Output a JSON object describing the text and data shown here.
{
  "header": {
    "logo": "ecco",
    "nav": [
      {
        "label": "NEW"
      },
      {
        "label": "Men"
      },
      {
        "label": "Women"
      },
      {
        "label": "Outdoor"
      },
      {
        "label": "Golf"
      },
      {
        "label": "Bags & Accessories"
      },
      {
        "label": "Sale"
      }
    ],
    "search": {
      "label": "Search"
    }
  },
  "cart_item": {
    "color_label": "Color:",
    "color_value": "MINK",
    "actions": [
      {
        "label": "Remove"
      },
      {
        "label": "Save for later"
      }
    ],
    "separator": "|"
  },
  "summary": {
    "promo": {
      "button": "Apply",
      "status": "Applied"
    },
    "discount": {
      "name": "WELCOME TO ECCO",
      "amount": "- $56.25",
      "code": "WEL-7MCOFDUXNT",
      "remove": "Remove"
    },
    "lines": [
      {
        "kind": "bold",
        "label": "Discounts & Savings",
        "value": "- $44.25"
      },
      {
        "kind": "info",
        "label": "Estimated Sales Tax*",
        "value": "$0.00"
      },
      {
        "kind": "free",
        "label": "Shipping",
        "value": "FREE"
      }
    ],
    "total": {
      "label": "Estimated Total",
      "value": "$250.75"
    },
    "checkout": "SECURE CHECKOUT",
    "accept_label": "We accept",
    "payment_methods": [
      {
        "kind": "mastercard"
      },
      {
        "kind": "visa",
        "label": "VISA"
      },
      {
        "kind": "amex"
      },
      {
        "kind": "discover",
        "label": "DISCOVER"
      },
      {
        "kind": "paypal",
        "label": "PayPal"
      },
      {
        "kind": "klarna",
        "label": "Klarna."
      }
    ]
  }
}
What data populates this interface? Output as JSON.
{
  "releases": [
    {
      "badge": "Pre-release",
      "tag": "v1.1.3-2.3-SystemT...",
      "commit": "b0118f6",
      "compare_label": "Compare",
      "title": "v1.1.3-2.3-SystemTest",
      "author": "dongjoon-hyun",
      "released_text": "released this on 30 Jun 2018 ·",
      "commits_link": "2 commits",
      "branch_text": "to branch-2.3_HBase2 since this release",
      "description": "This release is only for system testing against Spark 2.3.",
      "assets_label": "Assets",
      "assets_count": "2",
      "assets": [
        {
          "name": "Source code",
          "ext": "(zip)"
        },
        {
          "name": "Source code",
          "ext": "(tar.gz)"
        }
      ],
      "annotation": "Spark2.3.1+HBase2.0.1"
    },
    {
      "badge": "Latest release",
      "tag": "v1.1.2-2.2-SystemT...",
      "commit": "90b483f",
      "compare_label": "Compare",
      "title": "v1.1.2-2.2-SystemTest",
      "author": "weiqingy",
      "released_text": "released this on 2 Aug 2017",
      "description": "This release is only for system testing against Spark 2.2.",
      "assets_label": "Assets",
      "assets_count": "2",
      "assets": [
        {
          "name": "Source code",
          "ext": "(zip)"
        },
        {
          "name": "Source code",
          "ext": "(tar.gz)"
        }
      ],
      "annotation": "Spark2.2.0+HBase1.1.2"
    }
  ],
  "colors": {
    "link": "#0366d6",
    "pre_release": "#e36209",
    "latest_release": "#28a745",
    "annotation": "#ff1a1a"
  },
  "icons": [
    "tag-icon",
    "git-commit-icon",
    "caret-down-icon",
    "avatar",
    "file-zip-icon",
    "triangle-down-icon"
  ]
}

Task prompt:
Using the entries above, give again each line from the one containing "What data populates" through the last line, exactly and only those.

Exercise answer:
What data populates this interface? Output as JSON.
{
  "releases": [
    {
      "badge": "Pre-release",
      "tag": "v1.1.3-2.3-SystemT...",
      "commit": "b0118f6",
      "compare_label": "Compare",
      "title": "v1.1.3-2.3-SystemTest",
      "author": "dongjoon-hyun",
      "released_text": "released this on 30 Jun 2018 ·",
      "commits_link": "2 commits",
      "branch_text": "to branch-2.3_HBase2 since this release",
      "description": "This release is only for system testing against Spark 2.3.",
      "assets_label": "Assets",
      "assets_count": "2",
      "assets": [
        {
          "name": "Source code",
          "ext": "(zip)"
        },
        {
          "name": "Source code",
          "ext": "(tar.gz)"
        }
      ],
      "annotation": "Spark2.3.1+HBase2.0.1"
    },
    {
      "badge": "Latest release",
      "tag": "v1.1.2-2.2-SystemT...",
      "commit": "90b483f",
      "compare_label": "Compare",
      "title": "v1.1.2-2.2-SystemTest",
      "author": "weiqingy",
      "released_text": "released this on 2 Aug 2017",
      "description": "This release is only for system testing against Spark 2.2.",
      "assets_label": "Assets",
      "assets_count": "2",
      "assets": [
        {
          "name": "Source code",
          "ext": "(zip)"
        },
        {
          "name": "Source code",
          "ext": "(tar.gz)"
        }
      ],
      "annotation": "Spark2.2.0+HBase1.1.2"
    }
  ],
  "colors": {
    "link": "#0366d6",
    "pre_release": "#e36209",
    "latest_release": "#28a745",
    "annotation": "#ff1a1a"
  },
  "icons": [
    "tag-icon",
    "git-commit-icon",
    "caret-down-icon",
    "avatar",
    "file-zip-icon",
    "triangle-down-icon"
  ]
}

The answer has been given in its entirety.